- Wilms tumor
- A malignant tumor of the kidney in young children. It is also known as nephroblastoma. Wilms tumor is the most common kidney cancer in children and one the most important malignancies in childhood. About 450 new cases of Wilms tumor are diagnosed each year in the U.S. Wilms tumor has a characteristic appearance under the microscope. (It is composed of small spindle cells and other types of tissue, including kidney tubules and glomeruli, and muscle and cartilage.) The treatment of Wilms tumor exemplifies the effectiveness of combining surgery, chemotherapy, and radiation in the treatment of children with cancer.

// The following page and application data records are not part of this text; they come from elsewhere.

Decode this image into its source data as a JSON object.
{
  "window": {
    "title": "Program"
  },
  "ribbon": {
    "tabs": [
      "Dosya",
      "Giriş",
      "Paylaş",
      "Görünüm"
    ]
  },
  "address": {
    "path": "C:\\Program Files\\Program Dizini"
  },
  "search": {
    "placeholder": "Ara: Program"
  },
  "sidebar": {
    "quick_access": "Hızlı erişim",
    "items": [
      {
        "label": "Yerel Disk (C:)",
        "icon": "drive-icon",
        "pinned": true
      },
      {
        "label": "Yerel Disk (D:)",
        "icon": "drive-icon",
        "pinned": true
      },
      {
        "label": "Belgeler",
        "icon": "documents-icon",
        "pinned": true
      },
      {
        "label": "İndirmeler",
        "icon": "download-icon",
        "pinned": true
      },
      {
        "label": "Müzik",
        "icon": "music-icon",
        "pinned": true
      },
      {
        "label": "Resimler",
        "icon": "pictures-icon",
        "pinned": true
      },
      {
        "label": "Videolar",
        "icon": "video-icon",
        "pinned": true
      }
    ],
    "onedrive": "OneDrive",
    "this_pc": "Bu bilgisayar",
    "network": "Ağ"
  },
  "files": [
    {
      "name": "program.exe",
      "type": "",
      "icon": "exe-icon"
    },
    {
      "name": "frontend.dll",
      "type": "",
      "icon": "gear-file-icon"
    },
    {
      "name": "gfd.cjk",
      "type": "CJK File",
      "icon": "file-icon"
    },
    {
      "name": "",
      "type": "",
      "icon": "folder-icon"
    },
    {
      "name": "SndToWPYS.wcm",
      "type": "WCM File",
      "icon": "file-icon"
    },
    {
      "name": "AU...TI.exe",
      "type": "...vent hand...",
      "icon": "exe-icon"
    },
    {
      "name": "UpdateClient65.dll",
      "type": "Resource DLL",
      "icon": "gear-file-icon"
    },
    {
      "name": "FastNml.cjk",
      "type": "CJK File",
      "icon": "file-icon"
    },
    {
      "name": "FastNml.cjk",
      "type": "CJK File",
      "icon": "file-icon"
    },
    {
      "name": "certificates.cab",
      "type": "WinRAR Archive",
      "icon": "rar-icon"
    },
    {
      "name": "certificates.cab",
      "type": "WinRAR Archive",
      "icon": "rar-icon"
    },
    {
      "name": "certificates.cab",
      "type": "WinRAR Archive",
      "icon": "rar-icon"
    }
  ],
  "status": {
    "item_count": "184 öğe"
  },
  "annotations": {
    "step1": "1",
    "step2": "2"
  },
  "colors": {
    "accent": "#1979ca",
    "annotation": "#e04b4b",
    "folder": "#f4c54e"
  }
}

The mortality (death) rate from Wilms tumor was over 60% in the 1950s. However, the survival rate (without recurrence) 2 years after diagnosis now exceeds 90%. Risk factors for the recurrence of Wilms tumor — when it recurs, it tends to stay in the locality not far where it started — include an advanced stage of the tumor (particularly if there is involvement of the lymph nodes near the aorta), an unfavorable microscopic appearance of the tumor, and spillage of tumor cells at the time of surgery. The name Wilms is neither plural nor possessive. It is the family name of Max Wilms, a German surgeon (1867-1918) who described the tumor.
* * *a rapidly developing malignant mixed tumor of the kidneys, made up of embryonal elements; it usually affects children before the fifth year, but may occur in the fetus and rarely in later life. Called also embryonal adenomyosarcoma or adenosarcoma, embryonal carcinosarcoma or nephroma, and nephroblastoma.
Medical dictionary. 2011.